Glencore’s founder, Marc Rich, was indicted on tax evasion and other charges in the US in 1983, but he had managed to flee to Switzerland shortly before. In 2001, on his last day in office, President Clinton took time out from photo calls to pardon Rich. Former Israeli Prime Minister Ehud Barak was among those lobbying Clinton on Rich’s behalf.
Information from a recent prospectus showed that Glencore ‘controlled more than half the international tradable market in zinc and copper and about a third of the world's seaborne coal; was one of the world's largest grain exporters, with about 9 percent of the global market; and handled 3 percent of daily global oil consumption … It recently announced a $90 billion takeover of Xstrata, a global mining giant [another FTSE100 company] in which it already holds a 34 percent stake … Glencore already trades, manufactures, refines, ships, or stores at least 90 commodities in some three dozen countries’.

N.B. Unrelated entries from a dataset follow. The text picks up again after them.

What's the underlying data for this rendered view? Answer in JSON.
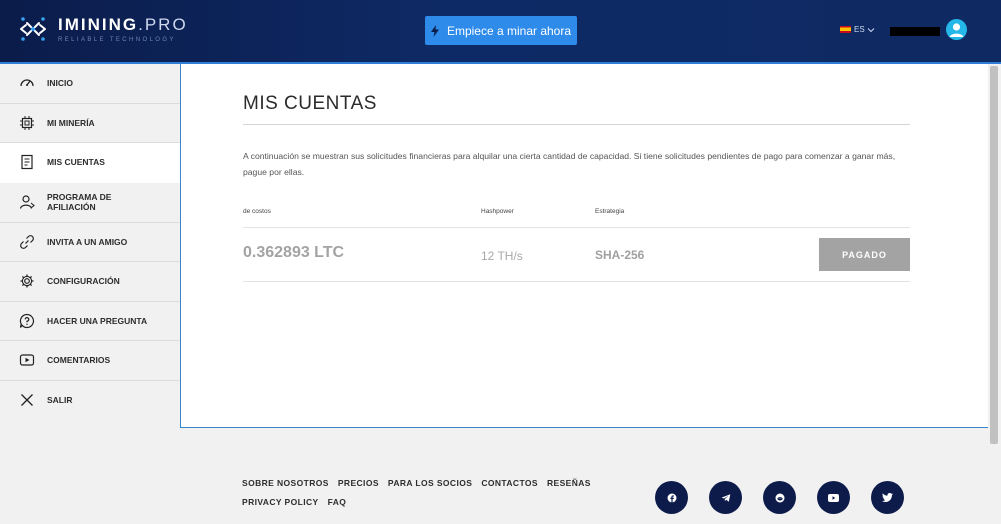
{
  "header": {
    "logo_title": "IMINING",
    "logo_title_suffix": ".PRO",
    "logo_subtitle": "RELIABLE TECHNOLOGY",
    "cta_label": "Empiece a minar ahora",
    "language": "ES",
    "language_chevron": "chevron-down-icon",
    "avatar_icon": "user-avatar-icon"
  },
  "sidebar": {
    "items": [
      {
        "label": "INICIO",
        "icon": "speedometer-icon"
      },
      {
        "label": "MI MINERÍA",
        "icon": "chip-icon"
      },
      {
        "label": "MIS CUENTAS",
        "icon": "invoice-icon",
        "active": true
      },
      {
        "label": "PROGRAMA DE",
        "label2": "AFILIACIÓN",
        "icon": "user-share-icon"
      },
      {
        "label": "INVITA A UN AMIGO",
        "icon": "link-icon"
      },
      {
        "label": "CONFIGURACIÓN",
        "icon": "gear-icon"
      },
      {
        "label": "HACER UNA PREGUNTA",
        "icon": "question-icon"
      },
      {
        "label": "COMENTARIOS",
        "icon": "play-icon"
      },
      {
        "label": "SALIR",
        "icon": "close-icon"
      }
    ]
  },
  "main": {
    "title": "MIS CUENTAS",
    "description": "A continuación se muestran sus solicitudes financieras para alquilar una cierta cantidad de capacidad. Si tiene solicitudes pendientes de pago para comenzar a ganar más, pague por ellas.",
    "table": {
      "headers": [
        "de costos",
        "Hashpower",
        "Estrategia"
      ],
      "rows": [
        {
          "cost": "0.362893 LTC",
          "hashpower": "12 TH/s",
          "strategy": "SHA-256",
          "status": "PAGADO"
        }
      ]
    }
  },
  "footer": {
    "links_row1": [
      "SOBRE NOSOTROS",
      "PRECIOS",
      "PARA LOS SOCIOS",
      "CONTACTOS",
      "RESEÑAS"
    ],
    "links_row2": [
      "PRIVACY POLICY",
      "FAQ"
    ],
    "socials": [
      "facebook-icon",
      "telegram-icon",
      "reddit-icon",
      "youtube-icon",
      "twitter-icon"
    ]
  },
  "colors": {
    "header_bg": "#0e2a66",
    "cta": "#2f8bea",
    "status_badge": "#a3a3a3",
    "social_bg": "#0d1b4b",
    "avatar": "#24b7e8"
  }
}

Glencore is interesting in that it straddles the industrial, commercial and financial dimensions of monopoly capitalism. As the Foreign Policy report indicates, its profitability has been boosted by its own form of predatory behaviour, using its close links with agents, particularly in Africa and Eastern Europe, who could secure lucrative local deals.
Tony Norfield, 24 April 2012